When exporting to IFC, you may find that Revit feeds the Survey Coordinates (or shared coordinates) to the resulting IFC file, when in fact you want it to be based on Project Coordinates.

If your project team is using origin-to-origin linking, it will be almost vital that you neutralize the Revit survey coordinates immediately prior to exporting to IFC.

This is quite easy:

  1. Make a new file based on a blank template
  2. Insert a origin locator dwg and draw a couple of model lines over the top (this is purely to give you something to “pick”)
  3. Save and close this blank RVT file (and keep it for future use)
  4. Link it into your live Revit project
  5. Use Acquire Coordinates and select the new, fresh, blank RVT file
  6. Save As this temporary RVT with neutralized survey coordinates to somewhere
  7. Now Export your IFC

Your resulting IFC file won’t be confused about which coordinate system to use – it should now Append to Navisworks and other software using the same origin-to-origin coordinate system as that in the originating Revit project.

I have previously discussed going from Navisworks to Revit using FBX – 3dsMax – SAT. However, maybe we can do this without 3dsMax. Did you know that vanilla AutoCAD has a FBXIMPORT command?

1) Export FBX from Navisworks – it will ignore Section clipping planes, but it will respect the Hide/Required setting of the view.
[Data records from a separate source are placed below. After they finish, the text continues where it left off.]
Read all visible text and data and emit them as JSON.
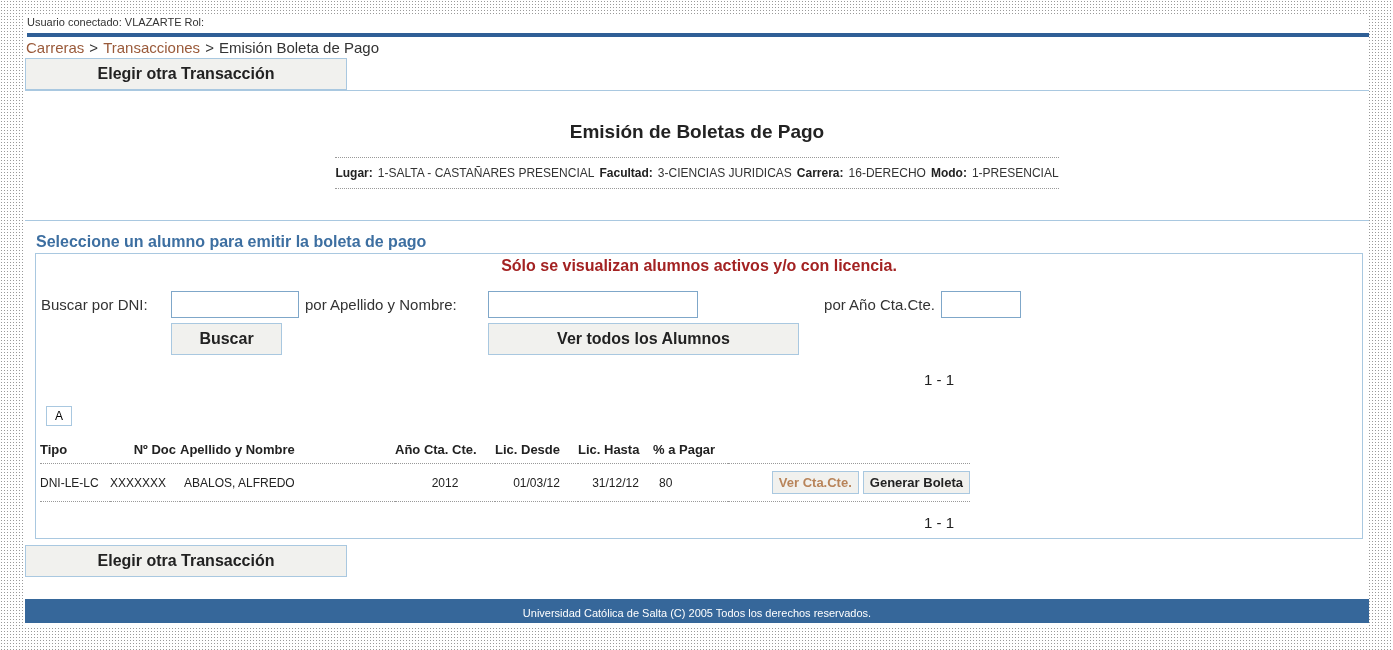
{
  "user_bar": "Usuario conectado: VLAZARTE Rol:",
  "breadcrumb": [
    {
      "label": "Carreras",
      "link": true
    },
    {
      "label": ">",
      "link": false
    },
    {
      "label": "Transacciones",
      "link": true
    },
    {
      "label": ">",
      "link": false
    },
    {
      "label": "Emisión Boleta de Pago",
      "link": false
    }
  ],
  "top_button": "Elegir otra Transacción",
  "header": {
    "title": "Emisión de Boletas de Pago",
    "info": [
      {
        "label": "Lugar:",
        "value": "1-SALTA - CASTAÑARES PRESENCIAL"
      },
      {
        "label": "Facultad:",
        "value": "3-CIENCIAS JURIDICAS"
      },
      {
        "label": "Carrera:",
        "value": "16-DERECHO"
      },
      {
        "label": "Modo:",
        "value": "1-PRESENCIAL"
      }
    ]
  },
  "section_title": "Seleccione un alumno para emitir la boleta de pago",
  "notice": "Sólo se visualizan alumnos activos y/o con licencia.",
  "search": {
    "fields": [
      {
        "label": "Buscar por DNI:"
      },
      {
        "label": "por Apellido y Nombre:"
      },
      {
        "label": "por Año Cta.Cte."
      }
    ],
    "buttons": [
      "Buscar",
      "Ver todos los Alumnos"
    ]
  },
  "pagination_top": "1 - 1",
  "letters": [
    "A"
  ],
  "table": {
    "columns": [
      "Tipo",
      "Nº Doc",
      "Apellido y Nombre",
      "Año Cta. Cte.",
      "Lic. Desde",
      "Lic. Hasta",
      "% a Pagar"
    ],
    "rows": [
      {
        "cells": [
          "DNI-LE-LC",
          "XXXXXXX",
          "ABALOS, ALFREDO",
          "2012",
          "01/03/12",
          "31/12/12",
          "80"
        ],
        "actions": [
          {
            "label": "Ver Cta.Cte.",
            "kind": "link"
          },
          {
            "label": "Generar Boleta",
            "kind": "primary"
          }
        ]
      }
    ]
  },
  "pagination_bottom": "1 - 1",
  "bottom_button": "Elegir otra Transacción",
  "footer": "Universidad Católica de Salta (C) 2005 Todos los derechos reservados."
}
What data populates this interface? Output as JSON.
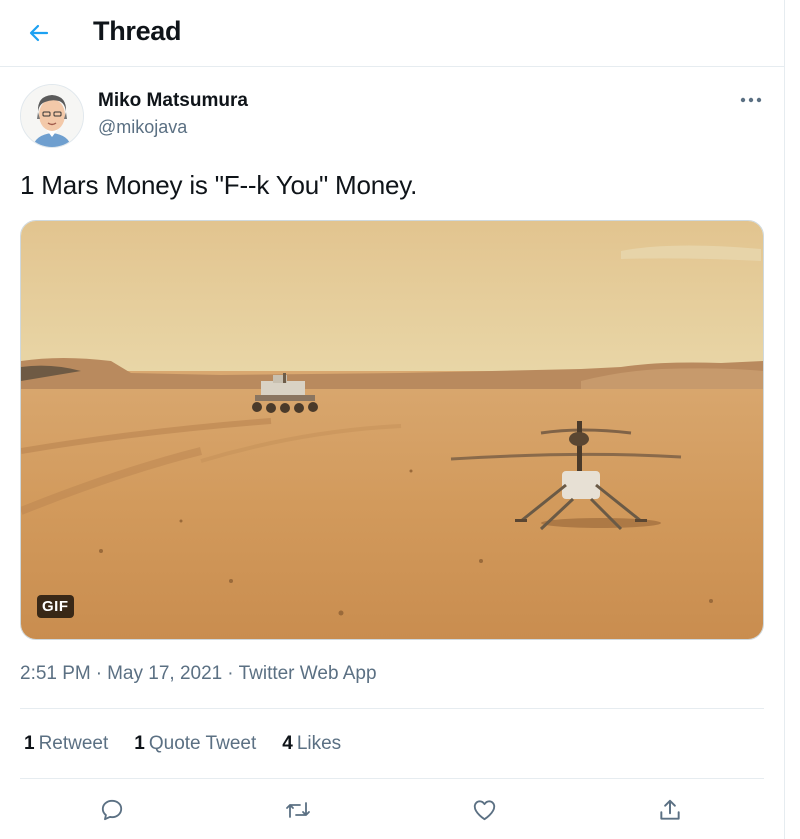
{
  "header": {
    "title": "Thread"
  },
  "author": {
    "name": "Miko Matsumura",
    "handle": "@mikojava"
  },
  "tweet": {
    "text": "1 Mars Money is \"F--k You\" Money.",
    "media_badge": "GIF",
    "time": "2:51 PM",
    "date": "May 17, 2021",
    "source": "Twitter Web App",
    "separator": "·"
  },
  "stats": [
    {
      "count": "1",
      "label": "Retweet"
    },
    {
      "count": "1",
      "label": "Quote Tweet"
    },
    {
      "count": "4",
      "label": "Likes"
    }
  ],
  "icons": {
    "back": "arrow-left-icon",
    "more": "more-horizontal-icon",
    "reply": "reply-icon",
    "retweet": "retweet-icon",
    "like": "heart-icon",
    "share": "share-icon"
  },
  "colors": {
    "accent": "#1da1f2",
    "text": "#0f1419",
    "secondary": "#5b7083",
    "border": "#e6ecf0"
  }
}
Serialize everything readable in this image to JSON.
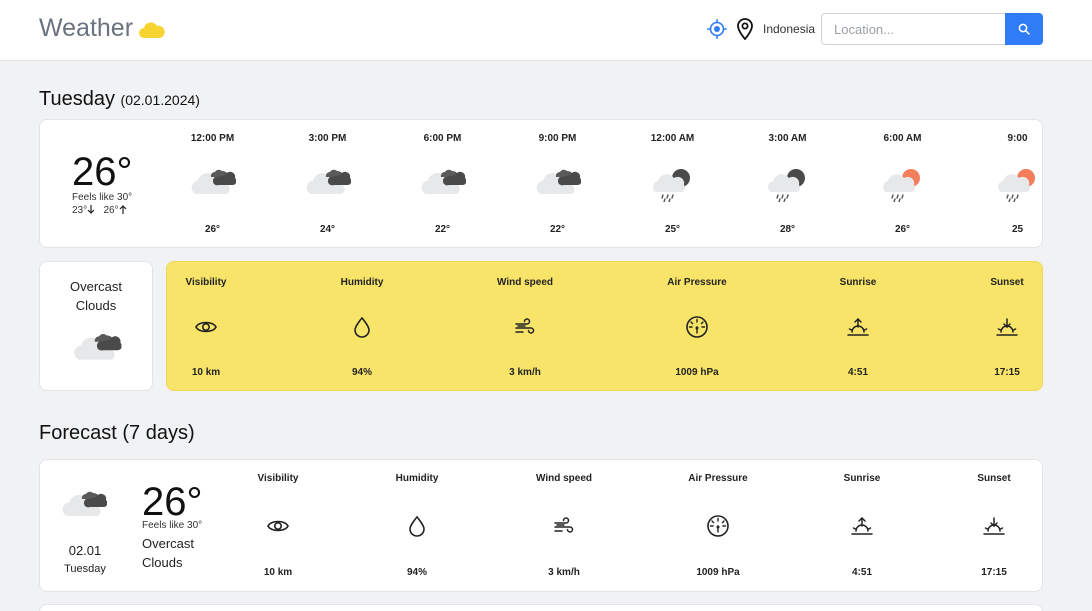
{
  "header": {
    "brand": "Weather",
    "country": "Indonesia",
    "search_placeholder": "Location...",
    "icons": [
      "cloud-icon",
      "locate-icon",
      "map-pin-icon",
      "search-icon"
    ],
    "brand_icon_color": "#f7d431",
    "accent_color": "#2f7cf6"
  },
  "today": {
    "day": "Tuesday",
    "date": "(02.01.2024)",
    "temp": "26°",
    "feels_like": "Feels like 30°",
    "min": "23°",
    "max": "26°",
    "description_line1": "Overcast",
    "description_line2": "Clouds",
    "hourly": [
      {
        "time": "12:00 PM",
        "temp": "26°",
        "icon": "overcast-clouds-icon"
      },
      {
        "time": "3:00 PM",
        "temp": "24°",
        "icon": "overcast-clouds-icon"
      },
      {
        "time": "6:00 PM",
        "temp": "22°",
        "icon": "overcast-clouds-icon"
      },
      {
        "time": "9:00 PM",
        "temp": "22°",
        "icon": "overcast-clouds-icon"
      },
      {
        "time": "12:00 AM",
        "temp": "25°",
        "icon": "rain-night-icon"
      },
      {
        "time": "3:00 AM",
        "temp": "28°",
        "icon": "rain-night-icon"
      },
      {
        "time": "6:00 AM",
        "temp": "26°",
        "icon": "rain-day-icon"
      },
      {
        "time": "9:00",
        "temp": "25",
        "icon": "rain-day-icon"
      }
    ],
    "stats": [
      {
        "label": "Visibility",
        "value": "10 km",
        "icon": "eye-icon"
      },
      {
        "label": "Humidity",
        "value": "94%",
        "icon": "droplet-icon"
      },
      {
        "label": "Wind speed",
        "value": "3 km/h",
        "icon": "wind-icon"
      },
      {
        "label": "Air Pressure",
        "value": "1009 hPa",
        "icon": "gauge-icon"
      },
      {
        "label": "Sunrise",
        "value": "4:51",
        "icon": "sunrise-icon"
      },
      {
        "label": "Sunset",
        "value": "17:15",
        "icon": "sunset-icon"
      }
    ],
    "stats_bg_color": "#f8e468"
  },
  "forecast": {
    "heading": "Forecast (7 days)",
    "days": [
      {
        "date": "02.01",
        "day": "Tuesday",
        "temp": "26°",
        "feels_like": "Feels like 30°",
        "description_line1": "Overcast",
        "description_line2": "Clouds",
        "icon": "overcast-clouds-icon",
        "stats": [
          {
            "label": "Visibility",
            "value": "10 km",
            "icon": "eye-icon"
          },
          {
            "label": "Humidity",
            "value": "94%",
            "icon": "droplet-icon"
          },
          {
            "label": "Wind speed",
            "value": "3 km/h",
            "icon": "wind-icon"
          },
          {
            "label": "Air Pressure",
            "value": "1009 hPa",
            "icon": "gauge-icon"
          },
          {
            "label": "Sunrise",
            "value": "4:51",
            "icon": "sunrise-icon"
          },
          {
            "label": "Sunset",
            "value": "17:15",
            "icon": "sunset-icon"
          }
        ]
      }
    ]
  }
}
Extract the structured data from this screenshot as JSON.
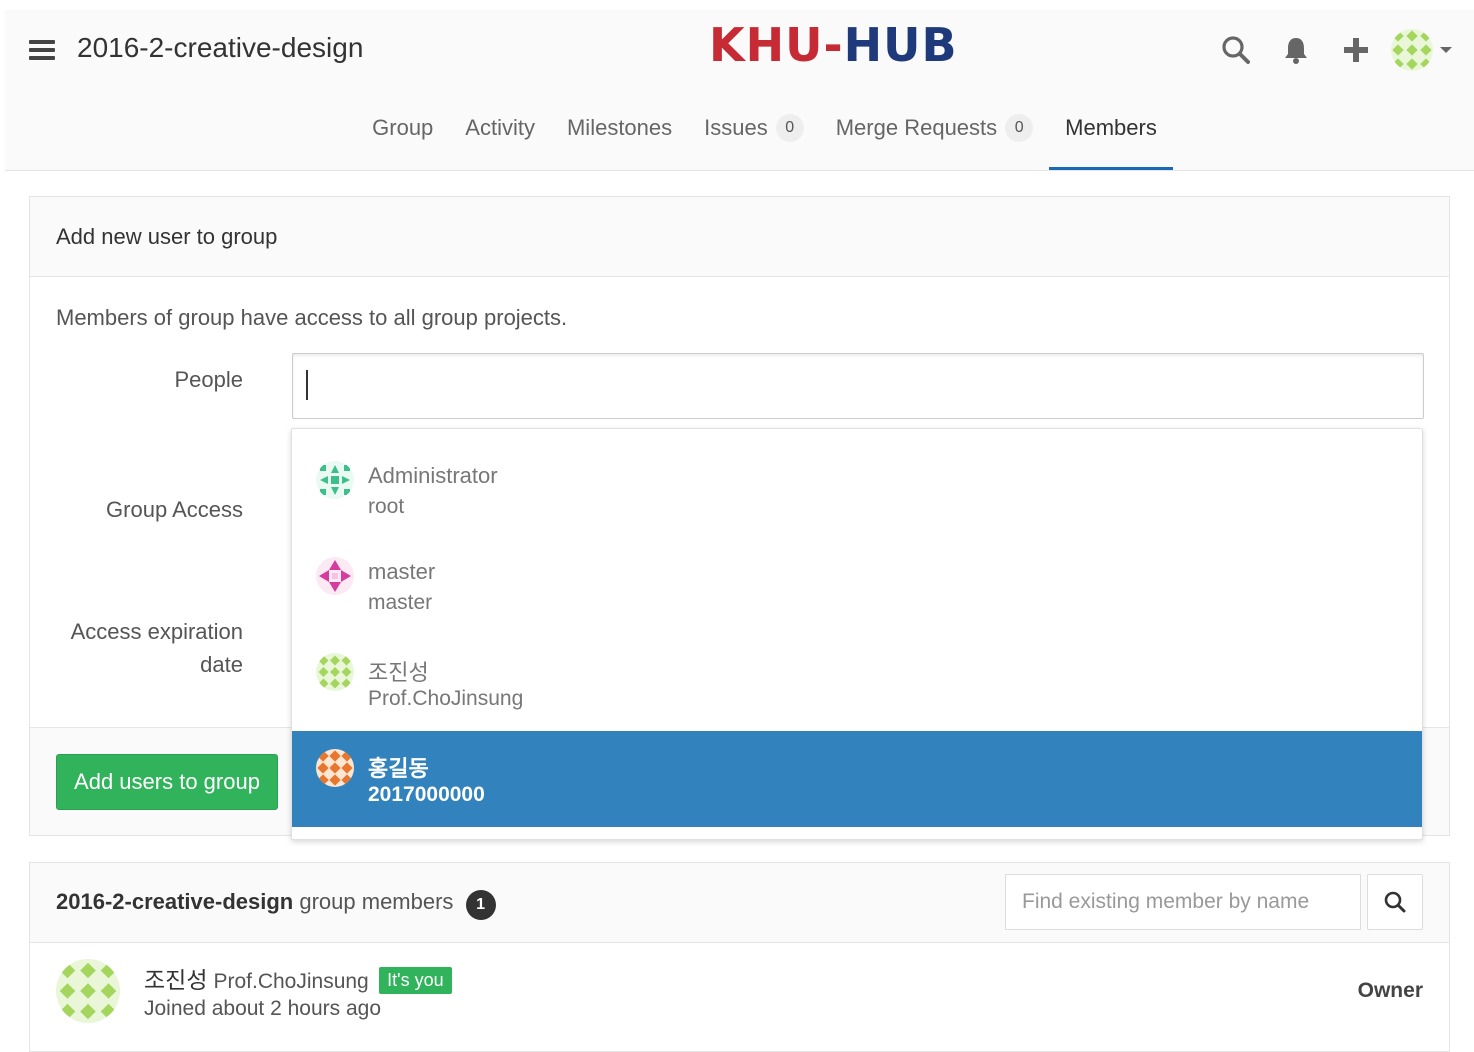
{
  "header": {
    "group_title": "2016-2-creative-design",
    "logo_left": "KHU-",
    "logo_right": "HUB"
  },
  "nav": {
    "tabs": [
      {
        "label": "Group"
      },
      {
        "label": "Activity"
      },
      {
        "label": "Milestones"
      },
      {
        "label": "Issues",
        "count": "0"
      },
      {
        "label": "Merge Requests",
        "count": "0"
      },
      {
        "label": "Members",
        "active": true
      }
    ]
  },
  "add_panel": {
    "heading": "Add new user to group",
    "description": "Members of group have access to all group projects.",
    "people_label": "People",
    "group_access_label": "Group Access",
    "expiration_label_line1": "Access expiration",
    "expiration_label_line2": "date",
    "people_value": "",
    "submit_label": "Add users to group"
  },
  "dropdown": {
    "items": [
      {
        "name": "Administrator",
        "username": "root",
        "avatar_color": "#3dbf8a"
      },
      {
        "name": "master",
        "username": "master",
        "avatar_color": "#d63c9e"
      },
      {
        "name": "조진성",
        "username": "Prof.ChoJinsung",
        "avatar_color": "#a4d65e"
      },
      {
        "name": "홍길동",
        "username": "2017000000",
        "avatar_color": "#e8762c",
        "selected": true
      }
    ]
  },
  "members": {
    "group_name": "2016-2-creative-design",
    "title_suffix": "group members",
    "count": "1",
    "search_placeholder": "Find existing member by name",
    "rows": [
      {
        "name": "조진성",
        "username": "Prof.ChoJinsung",
        "badge": "It's you",
        "joined": "Joined about 2 hours ago",
        "role": "Owner"
      }
    ]
  },
  "colors": {
    "accent": "#1b69b6",
    "success": "#31b35c",
    "selected": "#3182bd"
  }
}
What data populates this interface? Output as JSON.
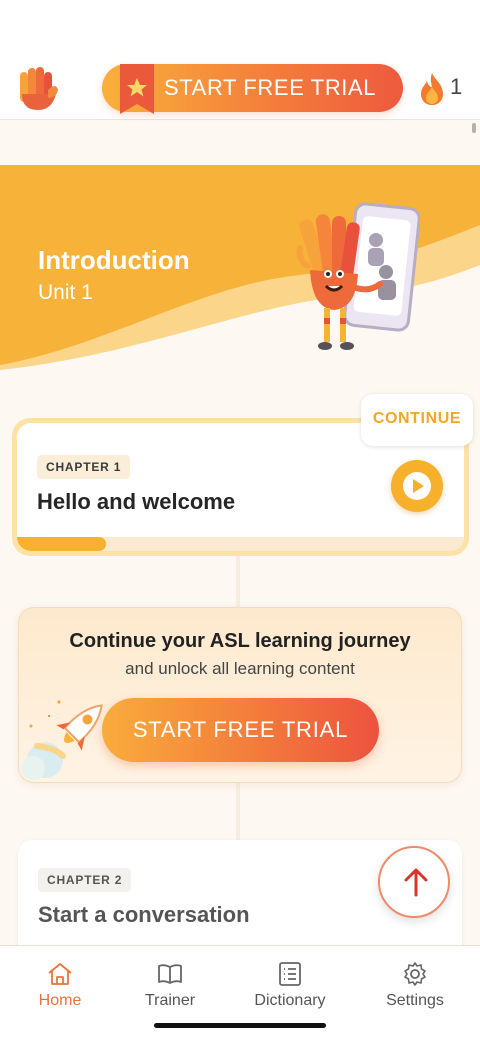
{
  "header": {
    "trial_button_label": "START FREE TRIAL",
    "streak_count": "1",
    "icons": [
      "hand-logo-icon",
      "star-ribbon-icon",
      "flame-icon"
    ]
  },
  "banner": {
    "title": "Introduction",
    "subtitle": "Unit 1"
  },
  "chapter1": {
    "chip": "CHAPTER 1",
    "title": "Hello and welcome",
    "continue_label": "CONTINUE",
    "progress": 0.2
  },
  "promo": {
    "heading": "Continue your ASL learning journey",
    "subheading": "and unlock all learning content",
    "button_label": "START FREE TRIAL"
  },
  "chapter2": {
    "chip": "CHAPTER 2",
    "title": "Start a conversation"
  },
  "nav": {
    "items": [
      {
        "label": "Home",
        "icon": "home-icon",
        "active": true
      },
      {
        "label": "Trainer",
        "icon": "book-icon",
        "active": false
      },
      {
        "label": "Dictionary",
        "icon": "list-icon",
        "active": false
      },
      {
        "label": "Settings",
        "icon": "gear-icon",
        "active": false
      }
    ]
  },
  "colors": {
    "accent_orange": "#f5a623",
    "gradient_start": "#f9ac3c",
    "gradient_end": "#ec523f",
    "active_nav": "#e9733e"
  }
}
You can limit polygons (advised for big models)

2) FBXIMPORT in AutoCAD – untick Cameras and Block options as they can be problematic.
Then save DWG. (Note – see below for correct 1:304.8 import scale)
EDIT: If using Navisworks 2015 FBX export to version 2014, with Advanced Options units set to millimeters, you can import to AutoCAD 2015 with 1:1 scale factor (using latest service packs)

3) Open Revit and Link in the DWG.
For this example, I used Origin to Origin as I wanted to try round-tripping back to Navisworks.

Once I exported the NWC and put it back into Revit, I noticed the file was out of scale. Now, I experimented with a few different scale settings, but everytime it was a scale of about 30 or 300 wrong. 1 foot = exactly 304.8 mm. Evidently, the “internal” units of an FBX are feet. So, when we import to AutoCAD we need to use this setting to translate to mm:

This time, when I exported the Revit view to a NWC, and then appended it back to Navisworks – it can came back in exactly the right place. This workflow relies on using the internal Revit Zero point and Origin to Origin linking.

There you go – now you can roundtrip any mesh geometry from Navisworks to AutoCAD to Revit and back to Navisworks 🙂

Often, it is.  But if Project Base Point has ever moved in the life of the Revit project, then it probably won’t be.  Revit Zero (sometimes called the Internal Origin) affects things like FBX and NWC export (IFC too) when using Project Coordinates.

One way to find it is to make a DWG file with a couple of lines at 0,0,0 and link in Auto – Origin to Origin.  Another way is to make a Spot Coordinate that reports based on the “Relative” option.

You can theoretically  have 3 different coordinate records for a single geometric point, as this image shows:

You can read a bit about this at Revit Landscape.

Posted by Mark Petrucci:

  •  Did you know there is another point called the Startup Location? Be default, the PBP and SP are located on top of the Startup Location. What is the Startup Location used for? It’s used for linking models ORIGIN-TO-ORIGIN.
  • If you are an engineer and want to link the Architect’s project file origin-to-origin, you need to do this before you start the engineering model.
  • if a structural engineer lays out column grids without the architects model and then links files later, origin-to-origin will not work.
  • never, I repeat never move the building. I’ve read blogs on how to move a building using infinite view ranges. This does not work…

Applied Software Blog: Revit Shared Origin Survey Startup Base Location…